Could each entry be returned exactly as it appears?

┏━━

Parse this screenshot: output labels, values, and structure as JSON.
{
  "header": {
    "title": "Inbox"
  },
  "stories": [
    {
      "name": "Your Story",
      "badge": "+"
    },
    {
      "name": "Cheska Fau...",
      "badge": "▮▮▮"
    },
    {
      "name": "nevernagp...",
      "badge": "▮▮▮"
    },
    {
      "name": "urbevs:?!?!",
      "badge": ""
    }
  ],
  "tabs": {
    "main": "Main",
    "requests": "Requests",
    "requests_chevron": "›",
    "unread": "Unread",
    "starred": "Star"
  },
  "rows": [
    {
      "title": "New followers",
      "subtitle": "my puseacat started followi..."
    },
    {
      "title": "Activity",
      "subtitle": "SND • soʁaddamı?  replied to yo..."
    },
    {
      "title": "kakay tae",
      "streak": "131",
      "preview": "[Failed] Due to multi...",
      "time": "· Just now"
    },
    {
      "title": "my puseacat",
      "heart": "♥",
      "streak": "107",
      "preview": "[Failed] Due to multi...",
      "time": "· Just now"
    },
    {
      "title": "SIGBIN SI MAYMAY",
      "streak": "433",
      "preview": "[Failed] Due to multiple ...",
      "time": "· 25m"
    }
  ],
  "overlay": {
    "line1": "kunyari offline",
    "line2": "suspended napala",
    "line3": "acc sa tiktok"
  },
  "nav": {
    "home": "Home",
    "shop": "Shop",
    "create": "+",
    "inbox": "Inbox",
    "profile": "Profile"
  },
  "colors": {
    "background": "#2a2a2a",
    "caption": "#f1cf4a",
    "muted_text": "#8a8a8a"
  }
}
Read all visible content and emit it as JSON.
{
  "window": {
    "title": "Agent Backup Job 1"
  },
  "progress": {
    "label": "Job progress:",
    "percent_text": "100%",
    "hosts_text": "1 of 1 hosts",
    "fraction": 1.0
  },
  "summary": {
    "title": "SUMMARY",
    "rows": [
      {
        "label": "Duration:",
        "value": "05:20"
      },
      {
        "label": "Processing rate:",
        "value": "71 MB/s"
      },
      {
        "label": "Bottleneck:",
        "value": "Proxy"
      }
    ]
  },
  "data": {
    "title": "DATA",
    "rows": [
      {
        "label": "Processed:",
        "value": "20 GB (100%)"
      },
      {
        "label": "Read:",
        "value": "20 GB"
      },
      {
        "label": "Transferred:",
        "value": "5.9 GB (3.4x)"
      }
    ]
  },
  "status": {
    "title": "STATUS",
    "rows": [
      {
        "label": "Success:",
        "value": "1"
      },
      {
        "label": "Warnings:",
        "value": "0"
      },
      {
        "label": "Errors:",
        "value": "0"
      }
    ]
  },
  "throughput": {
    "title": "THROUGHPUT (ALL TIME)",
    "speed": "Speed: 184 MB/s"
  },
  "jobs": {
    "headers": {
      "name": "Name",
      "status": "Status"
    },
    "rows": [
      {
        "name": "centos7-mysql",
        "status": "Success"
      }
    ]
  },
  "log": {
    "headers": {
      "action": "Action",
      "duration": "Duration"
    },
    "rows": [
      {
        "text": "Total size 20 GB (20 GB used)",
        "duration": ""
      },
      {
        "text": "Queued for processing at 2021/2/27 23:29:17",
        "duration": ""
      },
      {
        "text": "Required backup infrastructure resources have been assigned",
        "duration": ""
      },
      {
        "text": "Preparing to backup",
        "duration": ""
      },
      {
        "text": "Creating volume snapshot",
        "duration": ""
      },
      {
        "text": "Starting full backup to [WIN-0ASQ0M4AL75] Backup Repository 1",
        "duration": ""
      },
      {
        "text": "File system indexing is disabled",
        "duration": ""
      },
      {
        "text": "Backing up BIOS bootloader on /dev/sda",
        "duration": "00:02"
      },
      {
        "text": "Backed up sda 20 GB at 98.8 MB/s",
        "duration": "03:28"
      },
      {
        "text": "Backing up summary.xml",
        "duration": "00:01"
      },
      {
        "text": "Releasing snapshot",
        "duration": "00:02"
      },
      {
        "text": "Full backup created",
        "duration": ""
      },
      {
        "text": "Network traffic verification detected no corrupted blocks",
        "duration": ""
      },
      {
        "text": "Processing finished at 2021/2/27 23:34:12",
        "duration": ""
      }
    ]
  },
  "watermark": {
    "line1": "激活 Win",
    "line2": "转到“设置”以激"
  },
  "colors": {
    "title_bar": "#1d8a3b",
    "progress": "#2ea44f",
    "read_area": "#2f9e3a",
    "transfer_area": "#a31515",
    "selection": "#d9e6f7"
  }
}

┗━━

- [Response]:
Parse this screenshot: output labels, values, and structure as JSON.
{
  "header": {
    "title": "Inbox"
  },
  "stories": [
    {
      "name": "Your Story",
      "badge": "+"
    },
    {
      "name": "Cheska Fau...",
      "badge": "▮▮▮"
    },
    {
      "name": "nevernagp...",
      "badge": "▮▮▮"
    },
    {
      "name": "urbevs:?!?!",
      "badge": ""
    }
  ],
  "tabs": {
    "main": "Main",
    "requests": "Requests",
    "requests_chevron": "›",
    "unread": "Unread",
    "starred": "Star"
  },
  "rows": [
    {
      "title": "New followers",
      "subtitle": "my puseacat started followi..."
    },
    {
      "title": "Activity",
      "subtitle": "SND • soʁaddamı?  replied to yo..."
    },
    {
      "title": "kakay tae",
      "streak": "131",
      "preview": "[Failed] Due to multi...",
      "time": "· Just now"
    },
    {
      "title": "my puseacat",
      "heart": "♥",
      "streak": "107",
      "preview": "[Failed] Due to multi...",
      "time": "· Just now"
    },
    {
      "title": "SIGBIN SI MAYMAY",
      "streak": "433",
      "preview": "[Failed] Due to multiple ...",
      "time": "· 25m"
    }
  ],
  "overlay": {
    "line1": "kunyari offline",
    "line2": "suspended napala",
    "line3": "acc sa tiktok"
  },
  "nav": {
    "home": "Home",
    "shop": "Shop",
    "create": "+",
    "inbox": "Inbox",
    "profile": "Profile"
  },
  "colors": {
    "background": "#2a2a2a",
    "caption": "#f1cf4a",
    "muted_text": "#8a8a8a"
  }
}
Read all visible content and emit it as JSON.
{
  "window": {
    "title": "Agent Backup Job 1"
  },
  "progress": {
    "label": "Job progress:",
    "percent_text": "100%",
    "hosts_text": "1 of 1 hosts",
    "fraction": 1.0
  },
  "summary": {
    "title": "SUMMARY",
    "rows": [
      {
        "label": "Duration:",
        "value": "05:20"
      },
      {
        "label": "Processing rate:",
        "value": "71 MB/s"
      },
      {
        "label": "Bottleneck:",
        "value": "Proxy"
      }
    ]
  },
  "data": {
    "title": "DATA",
    "rows": [
      {
        "label": "Processed:",
        "value": "20 GB (100%)"
      },
      {
        "label": "Read:",
        "value": "20 GB"
      },
      {
        "label": "Transferred:",
        "value": "5.9 GB (3.4x)"
      }
    ]
  },
  "status": {
    "title": "STATUS",
    "rows": [
      {
        "label": "Success:",
        "value": "1"
      },
      {
        "label": "Warnings:",
        "value": "0"
      },
      {
        "label": "Errors:",
        "value": "0"
      }
    ]
  },
  "throughput": {
    "title": "THROUGHPUT (ALL TIME)",
    "speed": "Speed: 184 MB/s"
  },
  "jobs": {
    "headers": {
      "name": "Name",
      "status": "Status"
    },
    "rows": [
      {
        "name": "centos7-mysql",
        "status": "Success"
      }
    ]
  },
  "log": {
    "headers": {
      "action": "Action",
      "duration": "Duration"
    },
    "rows": [
      {
        "text": "Total size 20 GB (20 GB used)",
        "duration": ""
      },
      {
        "text": "Queued for processing at 2021/2/27 23:29:17",
        "duration": ""
      },
      {
        "text": "Required backup infrastructure resources have been assigned",
        "duration": ""
      },
      {
        "text": "Preparing to backup",
        "duration": ""
      },
      {
        "text": "Creating volume snapshot",
        "duration": ""
      },
      {
        "text": "Starting full backup to [WIN-0ASQ0M4AL75] Backup Repository 1",
        "duration": ""
      },
      {
        "text": "File system indexing is disabled",
        "duration": ""
      },
      {
        "text": "Backing up BIOS bootloader on /dev/sda",
        "duration": "00:02"
      },
      {
        "text": "Backed up sda 20 GB at 98.8 MB/s",
        "duration": "03:28"
      },
      {
        "text": "Backing up summary.xml",
        "duration": "00:01"
      },
      {
        "text": "Releasing snapshot",
        "duration": "00:02"
      },
      {
        "text": "Full backup created",
        "duration": ""
      },
      {
        "text": "Network traffic verification detected no corrupted blocks",
        "duration": ""
      },
      {
        "text": "Processing finished at 2021/2/27 23:34:12",
        "duration": ""
      }
    ]
  },
  "watermark": {
    "line1": "激活 Win",
    "line2": "转到“设置”以激"
  },
  "colors": {
    "title_bar": "#1d8a3b",
    "progress": "#2ea44f",
    "read_area": "#2f9e3a",
    "transfer_area": "#a31515",
    "selection": "#d9e6f7"
  }
}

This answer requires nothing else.